So, you want to convert the “dumping ground” in your home into usable space. First, you have to clean out the space.  Decide what you are keeping and the rest goes!  Easier, said than done, right?  Well, while you may be able to take the trash and donation items to your local recycle center in several trips, you will be able to clear out the space more efficiently if you hire a clean out company.  There are many clean out or junk removal companies in the Boston metrowest area.  Clean out companies will take trash and reusable/recycleable items as well as hazardous waste (i.e. paint) and other large items such as refrigerators and microwaves.   Some clean out companies will dismantle larger items such as pool tables and home gym equipment.

When  hiring a clean out company, have 2 or 3 different companies come by to give you an estimate.  Make sure they are licensed and insured.  The estimate should include how many people will come to clean out your space and what type of vehicle they will use to clean it out (pick up truck, van, dump truck or box truck?)  Ask how long they think it’ll take to clean out the space.   Ask if there are additional charges for removing paint, referigerator, or other bulky items or for dismanteling any larger pieces.

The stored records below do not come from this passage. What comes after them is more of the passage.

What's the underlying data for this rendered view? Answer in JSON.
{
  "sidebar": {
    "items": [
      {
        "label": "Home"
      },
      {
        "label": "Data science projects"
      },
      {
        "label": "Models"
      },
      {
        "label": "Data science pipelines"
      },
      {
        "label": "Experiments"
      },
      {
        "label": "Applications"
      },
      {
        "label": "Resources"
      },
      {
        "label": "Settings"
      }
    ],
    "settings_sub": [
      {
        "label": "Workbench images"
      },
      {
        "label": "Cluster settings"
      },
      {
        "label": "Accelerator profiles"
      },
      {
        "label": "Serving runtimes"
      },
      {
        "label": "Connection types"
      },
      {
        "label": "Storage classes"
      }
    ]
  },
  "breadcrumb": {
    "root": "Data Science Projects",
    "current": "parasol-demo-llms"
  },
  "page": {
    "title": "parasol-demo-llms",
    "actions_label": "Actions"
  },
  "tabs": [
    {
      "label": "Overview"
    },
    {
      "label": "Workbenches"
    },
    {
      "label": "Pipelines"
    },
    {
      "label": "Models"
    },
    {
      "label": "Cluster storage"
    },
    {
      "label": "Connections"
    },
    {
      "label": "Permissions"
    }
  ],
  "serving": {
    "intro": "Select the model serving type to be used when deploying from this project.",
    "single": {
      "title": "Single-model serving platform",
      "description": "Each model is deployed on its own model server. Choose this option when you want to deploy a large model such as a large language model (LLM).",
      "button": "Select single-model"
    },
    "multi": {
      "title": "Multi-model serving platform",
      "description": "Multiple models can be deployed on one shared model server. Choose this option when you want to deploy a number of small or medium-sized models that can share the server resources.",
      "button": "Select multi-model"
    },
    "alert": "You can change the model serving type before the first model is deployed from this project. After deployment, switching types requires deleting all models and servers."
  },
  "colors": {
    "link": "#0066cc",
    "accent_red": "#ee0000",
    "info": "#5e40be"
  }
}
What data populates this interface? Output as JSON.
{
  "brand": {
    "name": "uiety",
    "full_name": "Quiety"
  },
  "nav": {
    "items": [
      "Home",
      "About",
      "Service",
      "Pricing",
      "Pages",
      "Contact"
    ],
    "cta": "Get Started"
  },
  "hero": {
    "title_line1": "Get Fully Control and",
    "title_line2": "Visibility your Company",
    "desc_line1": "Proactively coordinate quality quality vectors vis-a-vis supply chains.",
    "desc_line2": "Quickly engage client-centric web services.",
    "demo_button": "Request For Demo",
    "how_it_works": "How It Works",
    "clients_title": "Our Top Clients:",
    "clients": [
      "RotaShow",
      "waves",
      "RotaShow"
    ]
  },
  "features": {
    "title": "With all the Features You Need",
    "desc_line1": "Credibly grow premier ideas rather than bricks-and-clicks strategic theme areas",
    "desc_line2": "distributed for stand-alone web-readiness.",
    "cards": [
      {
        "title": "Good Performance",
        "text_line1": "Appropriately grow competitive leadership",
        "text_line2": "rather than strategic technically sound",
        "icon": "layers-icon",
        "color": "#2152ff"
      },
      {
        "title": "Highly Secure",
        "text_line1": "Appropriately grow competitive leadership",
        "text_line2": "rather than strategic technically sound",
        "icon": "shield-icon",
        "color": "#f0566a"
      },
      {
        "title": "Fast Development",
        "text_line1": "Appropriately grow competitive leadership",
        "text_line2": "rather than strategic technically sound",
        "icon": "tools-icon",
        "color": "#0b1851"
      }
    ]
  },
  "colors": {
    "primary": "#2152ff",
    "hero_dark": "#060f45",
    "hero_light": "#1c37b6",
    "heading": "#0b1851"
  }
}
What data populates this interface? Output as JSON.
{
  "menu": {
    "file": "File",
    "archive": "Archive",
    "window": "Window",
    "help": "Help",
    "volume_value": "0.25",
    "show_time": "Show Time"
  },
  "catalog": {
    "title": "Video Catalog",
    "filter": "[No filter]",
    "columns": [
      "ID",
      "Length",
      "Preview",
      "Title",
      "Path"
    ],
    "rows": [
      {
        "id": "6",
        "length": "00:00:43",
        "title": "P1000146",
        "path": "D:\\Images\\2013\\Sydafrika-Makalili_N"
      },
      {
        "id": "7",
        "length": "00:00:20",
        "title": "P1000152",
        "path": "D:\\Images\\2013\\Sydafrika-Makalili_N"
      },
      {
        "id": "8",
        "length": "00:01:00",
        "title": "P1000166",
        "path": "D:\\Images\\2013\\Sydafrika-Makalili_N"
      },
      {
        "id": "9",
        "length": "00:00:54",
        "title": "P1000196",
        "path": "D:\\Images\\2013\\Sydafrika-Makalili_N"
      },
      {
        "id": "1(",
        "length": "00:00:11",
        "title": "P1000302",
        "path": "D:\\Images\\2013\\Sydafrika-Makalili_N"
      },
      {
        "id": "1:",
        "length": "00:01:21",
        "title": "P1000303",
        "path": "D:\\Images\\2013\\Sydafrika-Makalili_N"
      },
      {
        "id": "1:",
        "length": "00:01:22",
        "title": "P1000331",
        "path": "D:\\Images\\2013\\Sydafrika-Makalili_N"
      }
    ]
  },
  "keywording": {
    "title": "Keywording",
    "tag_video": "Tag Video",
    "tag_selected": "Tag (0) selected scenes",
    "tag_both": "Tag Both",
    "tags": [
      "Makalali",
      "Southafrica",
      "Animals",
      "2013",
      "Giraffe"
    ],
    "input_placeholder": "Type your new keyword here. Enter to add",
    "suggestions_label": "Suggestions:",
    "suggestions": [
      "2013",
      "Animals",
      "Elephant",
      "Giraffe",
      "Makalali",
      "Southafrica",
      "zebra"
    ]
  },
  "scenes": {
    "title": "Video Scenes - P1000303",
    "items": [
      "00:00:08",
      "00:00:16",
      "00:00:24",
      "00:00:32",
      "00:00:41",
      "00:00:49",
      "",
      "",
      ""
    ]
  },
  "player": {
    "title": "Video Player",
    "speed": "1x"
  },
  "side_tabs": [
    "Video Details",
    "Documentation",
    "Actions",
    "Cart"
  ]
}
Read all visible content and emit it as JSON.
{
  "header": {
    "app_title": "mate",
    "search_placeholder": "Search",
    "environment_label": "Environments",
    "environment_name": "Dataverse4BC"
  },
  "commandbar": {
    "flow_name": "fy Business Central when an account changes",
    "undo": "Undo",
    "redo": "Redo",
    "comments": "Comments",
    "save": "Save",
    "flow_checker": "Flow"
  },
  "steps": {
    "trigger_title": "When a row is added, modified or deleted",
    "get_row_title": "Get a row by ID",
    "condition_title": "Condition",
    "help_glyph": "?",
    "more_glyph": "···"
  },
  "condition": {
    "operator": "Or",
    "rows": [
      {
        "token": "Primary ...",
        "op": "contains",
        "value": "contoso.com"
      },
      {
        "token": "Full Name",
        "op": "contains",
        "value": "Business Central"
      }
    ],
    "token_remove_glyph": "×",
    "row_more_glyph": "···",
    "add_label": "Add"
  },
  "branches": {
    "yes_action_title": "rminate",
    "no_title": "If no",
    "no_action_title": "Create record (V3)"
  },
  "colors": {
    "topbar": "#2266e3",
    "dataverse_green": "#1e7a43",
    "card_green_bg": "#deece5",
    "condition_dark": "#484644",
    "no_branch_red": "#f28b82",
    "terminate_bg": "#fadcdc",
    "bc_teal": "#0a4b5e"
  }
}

I’ve been using Beantown Clean Outs at my clients for a while now and they have always done a great job.  They are reliable, efficient and fair.   (781) 620 2623  Tell Bill I sent you!

clean out